It's being marketed as a novel for teenagers, and to that effect is a straightforward read, but the characters are complex and empathetic, even the 'evil' Weeks, and the theme of the book - incarceration of women into Victorian asylums for 'deviancy' - is potent and richly researched, lightly executed. Louisa's crime is that she want's to be a doctor, and doesn't want to marry. She becomes friends with a rape victim. Another woman was dumped there for being unmarried, and dependent on her brother and his wife.
My only complaint would be the cover. I understand it's a strong selling point, but it's precisely the restrictive nature of the corset (and all it's 'feminine' aspirations) that Louisa challenges.
I've worked with Jane. She was published in Flax001 and we've kept in contact since then. So seeing her motivation behind the story, how it quietly displays her sense of injustice and horror at this all too common practice, was an added pleasure, and gave another perspective to my read. Jane's need to illuminate the abhorrent dependent 'non-status' women had in the nineteenth century is what fuels the book, keeps the fire of the language and plot alive. It made me realise what a great, compassionate, socially responsible writer she is and why I hold her in such high esteem.

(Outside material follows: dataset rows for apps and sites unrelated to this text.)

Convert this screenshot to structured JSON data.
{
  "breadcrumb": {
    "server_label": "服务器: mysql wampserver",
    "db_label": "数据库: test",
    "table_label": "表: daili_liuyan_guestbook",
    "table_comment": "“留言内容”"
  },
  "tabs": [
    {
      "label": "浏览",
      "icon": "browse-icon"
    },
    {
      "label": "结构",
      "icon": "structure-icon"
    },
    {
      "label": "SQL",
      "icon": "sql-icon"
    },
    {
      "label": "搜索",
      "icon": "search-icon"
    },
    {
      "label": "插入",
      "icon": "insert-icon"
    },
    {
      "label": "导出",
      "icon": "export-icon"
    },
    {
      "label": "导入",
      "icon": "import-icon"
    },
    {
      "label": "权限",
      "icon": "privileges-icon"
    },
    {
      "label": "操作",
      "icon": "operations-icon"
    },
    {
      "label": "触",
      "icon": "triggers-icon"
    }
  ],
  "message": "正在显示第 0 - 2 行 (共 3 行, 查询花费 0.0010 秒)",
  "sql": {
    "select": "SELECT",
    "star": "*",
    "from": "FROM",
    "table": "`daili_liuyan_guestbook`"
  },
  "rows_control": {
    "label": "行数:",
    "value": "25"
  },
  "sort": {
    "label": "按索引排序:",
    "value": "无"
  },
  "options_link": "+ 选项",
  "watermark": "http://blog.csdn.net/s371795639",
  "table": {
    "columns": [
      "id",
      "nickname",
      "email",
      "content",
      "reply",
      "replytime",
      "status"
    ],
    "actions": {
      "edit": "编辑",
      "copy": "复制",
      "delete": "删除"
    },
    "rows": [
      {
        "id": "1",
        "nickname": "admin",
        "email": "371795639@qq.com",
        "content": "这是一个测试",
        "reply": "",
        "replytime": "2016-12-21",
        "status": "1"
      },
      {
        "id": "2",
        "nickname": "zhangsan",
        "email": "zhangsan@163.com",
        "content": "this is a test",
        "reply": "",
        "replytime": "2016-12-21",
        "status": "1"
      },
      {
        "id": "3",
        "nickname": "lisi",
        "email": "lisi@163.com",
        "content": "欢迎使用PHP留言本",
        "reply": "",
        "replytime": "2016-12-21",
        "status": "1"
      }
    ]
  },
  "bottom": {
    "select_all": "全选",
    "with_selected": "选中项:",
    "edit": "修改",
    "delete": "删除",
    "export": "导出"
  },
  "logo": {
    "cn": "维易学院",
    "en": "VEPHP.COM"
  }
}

She is currently writing her second book. It'll be a pleasure to read her next quiet expression of passion.